- [Work order]
Would you copy out, exactly as written, each line from the one containing "Output a JSON" to the end of the records below?

***** Given data *****

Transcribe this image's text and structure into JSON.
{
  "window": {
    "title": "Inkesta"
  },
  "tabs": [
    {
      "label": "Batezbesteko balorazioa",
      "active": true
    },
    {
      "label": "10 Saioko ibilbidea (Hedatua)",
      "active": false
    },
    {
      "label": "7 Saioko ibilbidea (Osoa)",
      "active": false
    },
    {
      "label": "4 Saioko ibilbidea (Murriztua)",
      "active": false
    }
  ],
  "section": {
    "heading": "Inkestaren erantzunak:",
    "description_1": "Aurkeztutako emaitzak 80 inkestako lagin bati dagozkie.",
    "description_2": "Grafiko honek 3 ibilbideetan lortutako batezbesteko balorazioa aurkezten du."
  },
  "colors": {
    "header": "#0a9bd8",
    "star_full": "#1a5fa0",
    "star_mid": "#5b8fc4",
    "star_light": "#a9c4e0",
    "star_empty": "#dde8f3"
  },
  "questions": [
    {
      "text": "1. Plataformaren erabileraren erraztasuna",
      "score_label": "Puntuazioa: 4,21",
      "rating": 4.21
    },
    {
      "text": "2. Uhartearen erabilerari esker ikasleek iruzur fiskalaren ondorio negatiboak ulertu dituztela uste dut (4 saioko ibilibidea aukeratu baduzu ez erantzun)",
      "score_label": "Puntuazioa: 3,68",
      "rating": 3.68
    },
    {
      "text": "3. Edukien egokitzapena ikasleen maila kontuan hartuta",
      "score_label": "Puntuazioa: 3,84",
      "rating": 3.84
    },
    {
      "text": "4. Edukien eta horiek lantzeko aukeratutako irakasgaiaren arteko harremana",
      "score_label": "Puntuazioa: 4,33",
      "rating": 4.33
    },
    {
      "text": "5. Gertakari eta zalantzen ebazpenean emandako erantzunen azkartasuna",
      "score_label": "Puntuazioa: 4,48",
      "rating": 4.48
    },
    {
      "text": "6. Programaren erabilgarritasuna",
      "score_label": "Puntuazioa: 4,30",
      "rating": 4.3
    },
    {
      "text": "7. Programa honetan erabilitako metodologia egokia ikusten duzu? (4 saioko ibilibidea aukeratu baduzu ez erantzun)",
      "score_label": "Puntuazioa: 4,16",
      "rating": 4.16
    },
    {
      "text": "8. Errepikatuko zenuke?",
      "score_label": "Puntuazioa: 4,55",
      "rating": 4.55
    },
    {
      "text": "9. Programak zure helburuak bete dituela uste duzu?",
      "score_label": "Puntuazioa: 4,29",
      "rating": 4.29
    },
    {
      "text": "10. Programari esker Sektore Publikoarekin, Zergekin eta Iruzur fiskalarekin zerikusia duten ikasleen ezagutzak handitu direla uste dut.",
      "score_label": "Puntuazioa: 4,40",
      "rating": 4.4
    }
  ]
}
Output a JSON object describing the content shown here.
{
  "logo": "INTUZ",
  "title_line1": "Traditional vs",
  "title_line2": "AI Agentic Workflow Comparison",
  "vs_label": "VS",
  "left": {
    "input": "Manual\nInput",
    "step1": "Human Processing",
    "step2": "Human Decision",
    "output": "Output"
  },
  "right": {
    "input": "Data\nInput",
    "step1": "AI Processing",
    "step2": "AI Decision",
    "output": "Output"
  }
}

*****

- [Result of the exercise]
Output a JSON object describing the content shown here.
{
  "logo": "INTUZ",
  "title_line1": "Traditional vs",
  "title_line2": "AI Agentic Workflow Comparison",
  "vs_label": "VS",
  "left": {
    "input": "Manual\nInput",
    "step1": "Human Processing",
    "step2": "Human Decision",
    "output": "Output"
  },
  "right": {
    "input": "Data\nInput",
    "step1": "AI Processing",
    "step2": "AI Decision",
    "output": "Output"
  }
}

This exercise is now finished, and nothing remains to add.